Gold grew up in South Central, and the movie reveals glimpses of his youth—the meticulous hierarchy regarding the Jewish deli his family shopped at, his time playing the cello in a punk band, how he fell into the exploration of ethnic cuisine because he was bored in an early job as a proof reader. But Gabbert seems less interested in Gold the person than Gold the critic, and his extraordinary influence as a champion for off-the-radar restaurants and chefs in Los Angeles. (For extra insight into the former, read Dana Goodyear’s 2009 New Yorker profile of Gold, which includes an anecdote about how he once burst into tears in a restaurant in an anxious fit after spending the day on a mission to sample the city’s espresso.) Gold and L.A., she proposes, are an almost impossibly perfect match of city and surveyor, where Gold, like Reyner Banham before him, maps out the complexities of its ethnic enclaves, one meal at a time.

As he drives around in his oversized Dodge truck, Gold points out highlights on the culinary map—a joint where they put boiled ox penis in your pho here, an “art-directed take on Korean street food” there. He stops to greet a man whose hot-dog spot has closed, but who continues to hawk butterflied dogs from a cart right outside. Gabbert interviews Ludo Lefebvre, whose face becomes cement-tight, and who starts berating a sous chef when he sees Gold sit down at a table. And, more tellingly, she talks to Genet Agonafer, an Ethiopian chef whose son funded her restaurant with loans he took after finishing medical school, and whose business was bleeding money until Jonathan Gold reviewed it. Suddenly, she says, “I could not cook the doro wat fast enough.”

Gold clearly has an extraordinary palate, but his interest in food comes across in the movie as almost abstract—you get the sense that it’s simply a vehicle for accessing his real subject, which is people. As a young reporter, he explains, he learned that if you try and talk to strangers in the street, they shut down, but if you strike up a conversation in the context of having a meal, you can more easily connect. He visits a restaurant four or five times before he writes a review, explaining that his mission is to achieve “exhilaration, infatuation, and, if you’re really lucky, understanding.” Food, he seems to believe, is simply what keeps us alive; cooking is what makes us human.

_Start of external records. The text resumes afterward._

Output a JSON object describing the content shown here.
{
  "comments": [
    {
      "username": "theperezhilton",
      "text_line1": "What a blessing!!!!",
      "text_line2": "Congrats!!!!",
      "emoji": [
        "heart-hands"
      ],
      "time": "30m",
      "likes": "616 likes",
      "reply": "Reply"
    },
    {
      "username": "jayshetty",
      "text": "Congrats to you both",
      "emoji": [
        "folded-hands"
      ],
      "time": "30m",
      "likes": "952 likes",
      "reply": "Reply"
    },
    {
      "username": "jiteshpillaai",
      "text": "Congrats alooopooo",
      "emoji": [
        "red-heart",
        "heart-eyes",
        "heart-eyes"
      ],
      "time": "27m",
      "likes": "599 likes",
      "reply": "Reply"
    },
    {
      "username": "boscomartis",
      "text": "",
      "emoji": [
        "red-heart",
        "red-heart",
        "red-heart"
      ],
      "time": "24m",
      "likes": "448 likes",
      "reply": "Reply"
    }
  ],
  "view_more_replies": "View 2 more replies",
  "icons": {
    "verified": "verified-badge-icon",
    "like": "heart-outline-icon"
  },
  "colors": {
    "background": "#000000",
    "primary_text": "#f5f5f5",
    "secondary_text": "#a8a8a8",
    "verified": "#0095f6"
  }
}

As a portrait of an artist, Gabbert’s film is moving, intriguing, and fragmented. There are hints at a larger narrative reveal that never unfurls: mentions of frequent writer’s block, missed deadlines, editors explaining how they have to psychotically stalk him to get him to finish a story. Everyone from David Chang to Ruth Reichl to Calvin Trillin praises his writing at length, but few seem able to offer much insight into what, beyond food, makes him tick. But as a portrait of a city, and a rapidly evolving moment in culture, City of Gold is endlessly fascinating. Gold’s Los Angeles is a vivid microcosm of the American Dream, where first-generation immigrants can build successful businesses—and raise their children to be doctors, bankers, maybe even food writers—by replicating the tastes and traditions that attach them to home.

You get the sense that he’s writing not for the millions who read his reviews, but for those who don’t. City of Gold, whose scenes are accompanied by gorgeous original music by Bobby Johnston that conveys a sense of the extraordinary diversity of L.A., captures the spirit of a vast metropolis of interconnected souls finding communion through food. “We are all citizens of the world,” Gold explains before the movie’s closing credits. “We are all strangers, together.”